(DATA FOR PROCESSING begins)
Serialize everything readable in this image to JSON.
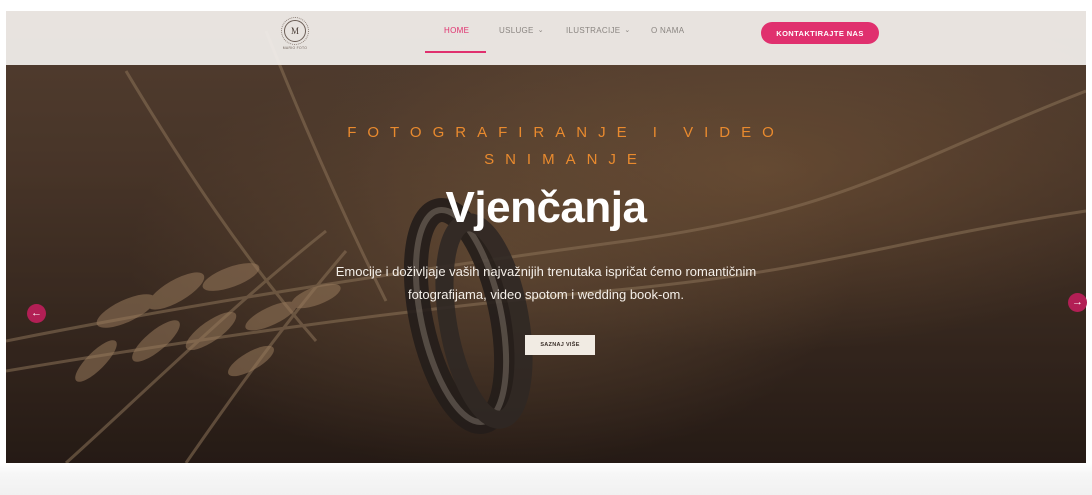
{
  "logo": {
    "text": "MARIO FOTO",
    "mark": "M"
  },
  "nav": {
    "items": [
      {
        "label": "HOME",
        "active": true
      },
      {
        "label": "USLUGE",
        "dropdown": true
      },
      {
        "label": "ILUSTRACIJE",
        "dropdown": true
      },
      {
        "label": "O NAMA"
      }
    ],
    "cta_label": "KONTAKTIRAJTE NAS"
  },
  "hero": {
    "kicker_line1": "FOTOGRAFIRANJE I VIDEO",
    "kicker_line2": "SNIMANJE",
    "title": "Vjenčanja",
    "subtitle_line1": "Emocije i doživljaje vaših najvažnijih trenutaka ispričat ćemo romantičnim",
    "subtitle_line2": "fotografijama, video spotom i wedding book-om.",
    "button_label": "SAZNAJ VIŠE",
    "prev_arrow": "←",
    "next_arrow": "→"
  },
  "icons": {
    "chevron": "⌄",
    "prev": "arrow-left-icon",
    "next": "arrow-right-icon"
  },
  "colors": {
    "accent": "#e0306e",
    "arrow_bg": "#b21f55",
    "kicker": "#e98a2e",
    "navbar_bg": "#f3f0ed"
  }
}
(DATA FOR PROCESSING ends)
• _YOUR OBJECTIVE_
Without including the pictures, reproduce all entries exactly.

• _SOLUTION FOR THIS TASK_
Serialize everything readable in this image to JSON.
{
  "logo": {
    "text": "MARIO FOTO",
    "mark": "M"
  },
  "nav": {
    "items": [
      {
        "label": "HOME",
        "active": true
      },
      {
        "label": "USLUGE",
        "dropdown": true
      },
      {
        "label": "ILUSTRACIJE",
        "dropdown": true
      },
      {
        "label": "O NAMA"
      }
    ],
    "cta_label": "KONTAKTIRAJTE NAS"
  },
  "hero": {
    "kicker_line1": "FOTOGRAFIRANJE I VIDEO",
    "kicker_line2": "SNIMANJE",
    "title": "Vjenčanja",
    "subtitle_line1": "Emocije i doživljaje vaših najvažnijih trenutaka ispričat ćemo romantičnim",
    "subtitle_line2": "fotografijama, video spotom i wedding book-om.",
    "button_label": "SAZNAJ VIŠE",
    "prev_arrow": "←",
    "next_arrow": "→"
  },
  "icons": {
    "chevron": "⌄",
    "prev": "arrow-left-icon",
    "next": "arrow-right-icon"
  },
  "colors": {
    "accent": "#e0306e",
    "arrow_bg": "#b21f55",
    "kicker": "#e98a2e",
    "navbar_bg": "#f3f0ed"
  }
}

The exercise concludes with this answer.